Go through the data and copy each line where the string "this" appears.

------------------------------------------------

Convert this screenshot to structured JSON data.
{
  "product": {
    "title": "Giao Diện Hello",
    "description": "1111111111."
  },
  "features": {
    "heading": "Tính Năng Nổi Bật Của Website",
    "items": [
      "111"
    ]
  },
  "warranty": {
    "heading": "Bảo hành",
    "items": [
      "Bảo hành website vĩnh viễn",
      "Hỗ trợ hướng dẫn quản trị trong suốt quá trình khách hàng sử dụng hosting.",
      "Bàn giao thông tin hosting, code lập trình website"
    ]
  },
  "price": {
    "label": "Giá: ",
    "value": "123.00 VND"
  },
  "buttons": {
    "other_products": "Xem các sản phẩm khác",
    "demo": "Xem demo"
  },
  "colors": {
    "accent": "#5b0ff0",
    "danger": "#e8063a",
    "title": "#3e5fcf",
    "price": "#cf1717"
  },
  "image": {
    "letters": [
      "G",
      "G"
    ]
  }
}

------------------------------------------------

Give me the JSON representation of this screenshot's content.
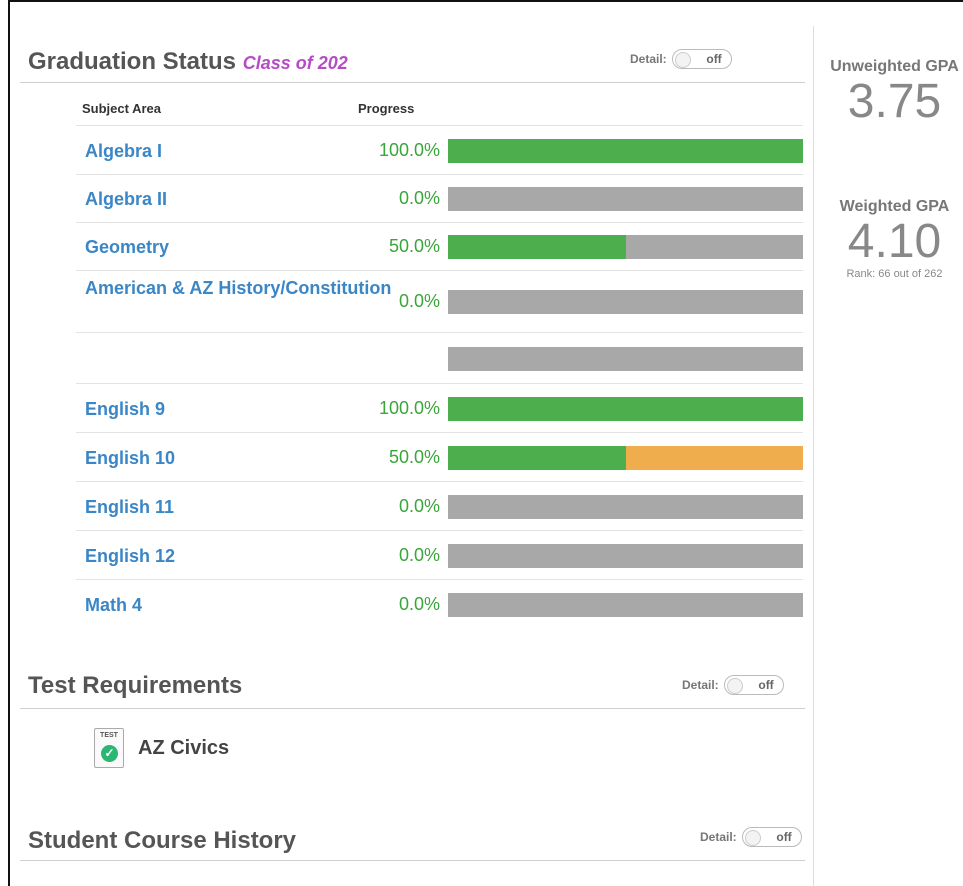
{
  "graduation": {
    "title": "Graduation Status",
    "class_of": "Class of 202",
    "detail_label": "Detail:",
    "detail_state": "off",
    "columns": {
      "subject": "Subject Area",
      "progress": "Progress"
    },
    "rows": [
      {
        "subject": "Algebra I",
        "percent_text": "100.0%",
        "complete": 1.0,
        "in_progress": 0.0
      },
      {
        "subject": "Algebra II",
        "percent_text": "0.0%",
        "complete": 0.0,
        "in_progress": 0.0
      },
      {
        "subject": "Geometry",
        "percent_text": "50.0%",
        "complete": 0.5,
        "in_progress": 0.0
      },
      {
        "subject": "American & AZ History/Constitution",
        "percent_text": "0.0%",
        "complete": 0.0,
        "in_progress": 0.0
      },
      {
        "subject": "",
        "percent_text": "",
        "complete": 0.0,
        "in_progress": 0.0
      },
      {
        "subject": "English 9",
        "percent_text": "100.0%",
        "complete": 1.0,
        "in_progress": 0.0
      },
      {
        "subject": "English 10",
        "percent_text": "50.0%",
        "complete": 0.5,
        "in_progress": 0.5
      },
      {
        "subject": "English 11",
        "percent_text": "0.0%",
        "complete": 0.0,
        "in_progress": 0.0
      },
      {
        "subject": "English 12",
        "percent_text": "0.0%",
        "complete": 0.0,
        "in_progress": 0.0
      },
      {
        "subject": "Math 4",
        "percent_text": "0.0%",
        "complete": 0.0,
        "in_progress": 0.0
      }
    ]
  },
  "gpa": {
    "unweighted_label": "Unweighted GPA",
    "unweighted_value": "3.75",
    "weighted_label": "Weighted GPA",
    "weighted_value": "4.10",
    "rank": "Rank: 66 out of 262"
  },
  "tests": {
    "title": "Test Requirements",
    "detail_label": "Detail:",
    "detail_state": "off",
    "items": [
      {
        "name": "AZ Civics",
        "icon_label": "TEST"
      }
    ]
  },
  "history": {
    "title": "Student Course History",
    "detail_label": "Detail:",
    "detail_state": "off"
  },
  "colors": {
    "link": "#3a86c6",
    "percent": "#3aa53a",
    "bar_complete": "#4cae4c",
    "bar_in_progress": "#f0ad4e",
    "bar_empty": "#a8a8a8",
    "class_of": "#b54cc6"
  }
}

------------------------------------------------

» **YOUR RESPONSE**:
Convert this screenshot to structured JSON data.
Give me the JSON representation of this screenshot's content.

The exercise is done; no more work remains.